Chemistry Step-by-Step Solutions: Chemical Reactions
If you’re studying chemistry or are in a discipline requiring chemistry prerequisite courses, then you know how expensive the required textbooks can be. To combat this, the chemical education community has developed open educational resources to provide free chemistry textbooks. However, although free textbooks keep cash in your wallet, they don’t include solution guides for all the homework problems.
Luckily, the Step-by-Step Solutions feature of Wolfram|Alpha has got your back! Whether you’re studying remotely or collaborating via video conferencing, Wolfram|Alpha helps you learn and apply the problem-solving frameworks for chemical word problems. The step-by-step solutions provide stepwise solution guides that can be viewed one step at a time or all at once. The guides not only hone efficient problem solving, but also facilitate digging deeper into concepts that might still be murky.
Over the next few weeks, we’ll be exploring some of the popular topics that middle-school, high-school and college students encounter in their chemistry courses and final exams: chemical reactions, structure and bonding, chemical solutions, and finally, quantum chemistry. Read on for example problems in chemical reactions and their step-by-step solutions!
Balancing Chemical Equations
A fundamental aspect of chemistry is balancing chemical equations. If chemical equations are the language in which chemical processes are expressed, then balancing chemical equations is the corresponding grammar. The step-by-step solution walks you through a robust algebraic approach to identifying the stoichiometric coefficients.
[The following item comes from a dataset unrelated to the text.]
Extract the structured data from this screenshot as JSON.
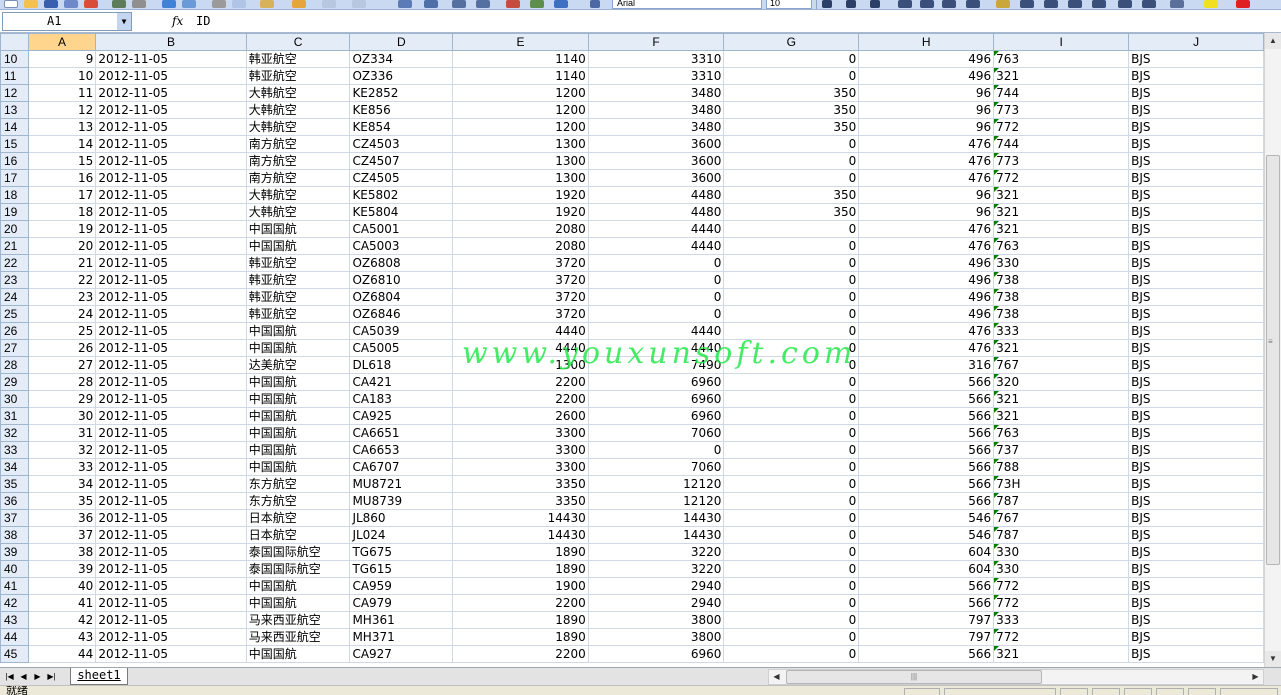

Write the balanced equation for the reaction of copper with nitric acid to produce copper nitrate, nitrogen oxide and water.
For this class of problem, just enter “balance copper + nitric acid -> copper nitrate + nitrogen dioxide + water”.
After balancing the related chemical equations, the next step in planning a laboratory experiment is computing how much of each reactant must be measured out. To do this, one needs the molar mass for each reactant. Step-by-step solutions are available for the molecular mass and relative molecular mass in addition to the molar mass. In all cases, a general framework for solving these types of problems is provided via the Plan step. Details of which formula to use and how to gather the necessary information are provided.
Calculate the molar mass of silver sulfate, Ag2SO4.
In this case, just enter “molar mass silver sulfate”.
One way to analyze individual chemicals is to compute and compare the mass and atom percentages. The step-by-step solution provides a general framework for solving this class of problem in the Plan step. Details of the relevant equations, as well as how to compute the necessary intermediate values, are provided. Ways in which you can check your work during the calculations are also available via the “Show intermediate steps” buttons.
Antihemophilic factor is a coagulant with the formula C11794H18314N3220O355S83. What is its percent composition?
For the answer, just enter “antihemophilic factor elemental composition”.
Chemical conversions crop up in nearly every chemistry homework or research problem. As such, step-by-step solutions are available for converting among moles, mass, volume, molecules and atoms. Unit conversions and dimensional analysis details are provided.
How many atoms are in five milliliters of a 1.5 mM magnesium hydroxide solution?
To solve this, just enter “convert 5 mL of 1.5 mM magnesium hydroxide to atoms”.
After running a chemical reaction, one often wants to know how the reaction went by computing the reaction yields. Step-by-step solutions are available for computing the amount of reactants needed and the theoretical yield in addition to the percent yield. The use of stoichiometric factors to generate the desired values is explained in detail.
Upon reaction of 1.274 grams of copper sulfate with excess zinc metal, 0.392 grams of copper metal was obtained according to the following equation: CuSO4(aq)+Zn(s)⟶Cu(s)+ZnSO4(aq). What is the percent yield?
To find the percent yield, just append the mass values to the corresponding chemical species and ask for the stoichiometry, “1.274 g CuSO4 + Zn -> 0.392 g Cu + ZnSO4 stoichiometry”.
Test your chemical reaction problem-solving skills by using the Wolfram|Alpha tools described to solve these word problems. Answers will be provided in the next blog post in this series.
- Compute the molecular mass of acetaminophen. Is the element with the largest atom count also the element with the largest mass percent?
- What is the limiting reactant and theoretical yield when 24.8 grams of white phosphorus and 0.200 moles of oxygen react to form 10.0 grams of phosphorus pentoxide?
And More Chemistry to Come
Whether you’re studying for upcoming final exams, puzzling out homework or just looking for a refresher, chemical reactions are one of many chemistry topics covered by the Wolfram|Alpha knowledgebase. Next week we’ll cover step-by-step solutions for chemical solutions, followed by structure and bonding, and then quantum chemistry. If you have suggestions for other step-by-step content (in chemistry or other subjects), please let us know! You can reach us by leaving a comment below or sending in feedback at the bottom of any Wolfram|Alpha query page.